Rome rose dizzily to one knee. Jasper turned, gasping, and lay
with his face to the rock. For a while both were quiet, Rome,
panting with open mouth and white with exhaustion, looking down
now and then at the Lewallen, whose face was turned away with
The sun was blazing above Wolf's Head now, and the stillness
about them lay unbroken on the woods below.
"I've whooped ye, Jas," Rome said, at last; "I've whooped ye in a
fa'r fight, 'n' I've got nothin' now to say 'bout yer tall talk, 'n' I
reckon you hevn't nuther. Now, hit's understood, hain't it, that y'u'll
leave these mount'ins?
Y'u kin go West," he continued, as the Lewallen did not answer. "
Uncle Rufe used to say thar's a good deal to do out thar, 'n' nobody
axes questions. Thar's nobody left hyeh but you 'n' me, but these
mount'ins was never big 'nough fer one Lewallen 'n' one Stetson, 'n'
you've got to go. I reckon ye won't believe me, but I'm glad I didn't
hev to kill ye. But you've promised to go, now, 'n' I'll take yer word
fer it." He turned his face, and the Lewallen, knowing it from the
sound of his voice, sprang to his feet.
A wild curse burst from Rome's lips, and both leaped for the guns.
The Lewallen had the start of a few feet, and Rome, lamed in the
fight, stumbled and fell. Before he could rise Jasper had whirled,
with one of the Winchesters above his head and his face aflame
with fury. Asking no mercy, Rome hid his face with one arm and
waited, stricken faint all at once, and numb. One report struck his
ears, muffled, whip-like. A dull wonder came to him that the
Lewallen could have missed at such close range, and he waited for
another. Some one shouted-a shrill hallo. A loud laugh followed; a
light seemed breaking before Rome's eyes, and he lifted his head.
Jasper was on his face again, motionless; and Steve Marcum's tall
figure was climbing over a bowlder toward him.
"That was the best fight I've seed in my time, by God," he said,
coolly, " 'n', Rome, y'u air the biggest fool this side o' the
settlements, I reckon. I had dead aim on him, 'n' I was jest
a-thinkin' hit was a purty good thing fer you that old long-nosed
Jim Stover chased me up hyeh, when, damn me, ef that boy up thar
didn't let his ole gun loose.

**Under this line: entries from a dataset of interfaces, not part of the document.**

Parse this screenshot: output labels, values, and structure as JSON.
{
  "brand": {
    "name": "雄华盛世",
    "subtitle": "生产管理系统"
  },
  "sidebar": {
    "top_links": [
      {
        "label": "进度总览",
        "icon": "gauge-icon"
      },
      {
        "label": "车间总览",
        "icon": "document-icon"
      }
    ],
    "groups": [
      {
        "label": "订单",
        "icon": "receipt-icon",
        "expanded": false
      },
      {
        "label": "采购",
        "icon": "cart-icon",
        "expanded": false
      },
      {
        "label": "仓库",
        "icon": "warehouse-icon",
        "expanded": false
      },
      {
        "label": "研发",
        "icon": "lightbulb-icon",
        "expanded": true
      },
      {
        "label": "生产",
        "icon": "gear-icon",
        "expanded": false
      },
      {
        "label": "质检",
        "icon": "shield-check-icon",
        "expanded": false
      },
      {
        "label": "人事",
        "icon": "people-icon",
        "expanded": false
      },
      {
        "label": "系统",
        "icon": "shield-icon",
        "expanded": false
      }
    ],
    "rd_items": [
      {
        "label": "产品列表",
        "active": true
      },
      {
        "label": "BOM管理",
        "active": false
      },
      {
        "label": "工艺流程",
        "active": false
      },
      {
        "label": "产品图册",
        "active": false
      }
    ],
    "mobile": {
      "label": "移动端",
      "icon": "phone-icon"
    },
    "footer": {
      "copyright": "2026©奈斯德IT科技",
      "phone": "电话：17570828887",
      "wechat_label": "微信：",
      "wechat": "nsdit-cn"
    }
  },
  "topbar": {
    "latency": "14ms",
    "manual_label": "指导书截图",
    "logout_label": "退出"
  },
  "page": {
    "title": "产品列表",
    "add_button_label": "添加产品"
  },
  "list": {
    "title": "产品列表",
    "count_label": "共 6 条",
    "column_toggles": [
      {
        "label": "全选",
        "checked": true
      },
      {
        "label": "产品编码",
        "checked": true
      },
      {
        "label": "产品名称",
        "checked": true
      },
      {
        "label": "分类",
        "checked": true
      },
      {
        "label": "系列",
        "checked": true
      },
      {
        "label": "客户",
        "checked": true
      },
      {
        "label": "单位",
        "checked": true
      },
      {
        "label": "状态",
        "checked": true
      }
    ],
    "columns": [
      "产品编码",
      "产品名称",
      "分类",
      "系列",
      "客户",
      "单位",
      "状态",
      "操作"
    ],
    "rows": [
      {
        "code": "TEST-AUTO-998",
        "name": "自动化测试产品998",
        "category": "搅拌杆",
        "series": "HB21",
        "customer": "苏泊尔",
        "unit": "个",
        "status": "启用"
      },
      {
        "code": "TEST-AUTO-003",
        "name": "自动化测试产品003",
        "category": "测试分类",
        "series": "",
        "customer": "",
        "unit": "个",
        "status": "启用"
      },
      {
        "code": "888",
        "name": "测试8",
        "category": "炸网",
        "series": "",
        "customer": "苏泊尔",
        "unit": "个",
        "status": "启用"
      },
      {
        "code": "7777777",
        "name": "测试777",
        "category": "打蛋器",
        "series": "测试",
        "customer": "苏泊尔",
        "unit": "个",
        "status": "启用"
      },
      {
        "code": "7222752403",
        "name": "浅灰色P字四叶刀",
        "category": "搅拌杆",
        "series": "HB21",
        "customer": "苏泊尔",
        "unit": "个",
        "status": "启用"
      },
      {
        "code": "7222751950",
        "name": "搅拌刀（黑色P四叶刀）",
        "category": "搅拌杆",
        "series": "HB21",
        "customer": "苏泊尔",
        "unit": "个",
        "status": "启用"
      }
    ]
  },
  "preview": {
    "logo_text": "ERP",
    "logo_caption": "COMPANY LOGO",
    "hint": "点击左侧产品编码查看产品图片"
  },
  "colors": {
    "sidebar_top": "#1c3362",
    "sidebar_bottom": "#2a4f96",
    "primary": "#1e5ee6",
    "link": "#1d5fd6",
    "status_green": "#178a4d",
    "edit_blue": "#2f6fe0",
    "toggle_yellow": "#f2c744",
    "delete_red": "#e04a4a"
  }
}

I'd a-got Jas myself ef he hadn't been
so all-fired quick o' trigger."
Up at the root of the pine-tree Isom stood motionless, with his long
rifle in one hand and a little cloud of smoke breaking above his
white face. When Rome looked up he started down without a
word. Steve swung himself over the ledge.
"I heerd the shootin'," said the boy, " up thar at the cave, 'n' I
couldn't stay thar. I knowed ye could whoop him, Rome, 'n' I seed
Steve, too, but I was afeard-" Then he saw the body. His tongue
stopped, his face shrivelled, and Steve, hanging with one hand to
the ledge, watched him curiously.
" Rome," said the boy, in a quick whisper, "is he daid?Download<<BackPagesMainNext>>